__Data records for software interfaces__:
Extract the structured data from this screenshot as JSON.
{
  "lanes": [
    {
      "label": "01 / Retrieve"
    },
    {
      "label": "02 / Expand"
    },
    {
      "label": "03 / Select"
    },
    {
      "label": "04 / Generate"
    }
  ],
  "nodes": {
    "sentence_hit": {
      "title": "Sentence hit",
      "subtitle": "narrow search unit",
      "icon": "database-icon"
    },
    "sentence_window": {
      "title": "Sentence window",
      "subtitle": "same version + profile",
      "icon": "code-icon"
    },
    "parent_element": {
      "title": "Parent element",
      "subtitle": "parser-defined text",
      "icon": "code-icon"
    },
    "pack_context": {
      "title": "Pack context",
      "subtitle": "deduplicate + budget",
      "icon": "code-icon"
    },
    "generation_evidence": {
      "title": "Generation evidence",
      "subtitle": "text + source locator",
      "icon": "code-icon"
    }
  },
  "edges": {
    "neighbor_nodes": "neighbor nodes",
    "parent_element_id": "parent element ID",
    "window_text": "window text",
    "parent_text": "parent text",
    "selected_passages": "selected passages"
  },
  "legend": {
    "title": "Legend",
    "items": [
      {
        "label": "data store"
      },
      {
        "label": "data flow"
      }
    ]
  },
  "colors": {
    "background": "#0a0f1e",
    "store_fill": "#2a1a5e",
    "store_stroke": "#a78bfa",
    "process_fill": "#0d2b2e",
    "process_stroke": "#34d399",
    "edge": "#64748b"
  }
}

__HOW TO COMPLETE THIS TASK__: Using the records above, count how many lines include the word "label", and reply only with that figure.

__RESPONSE__: 6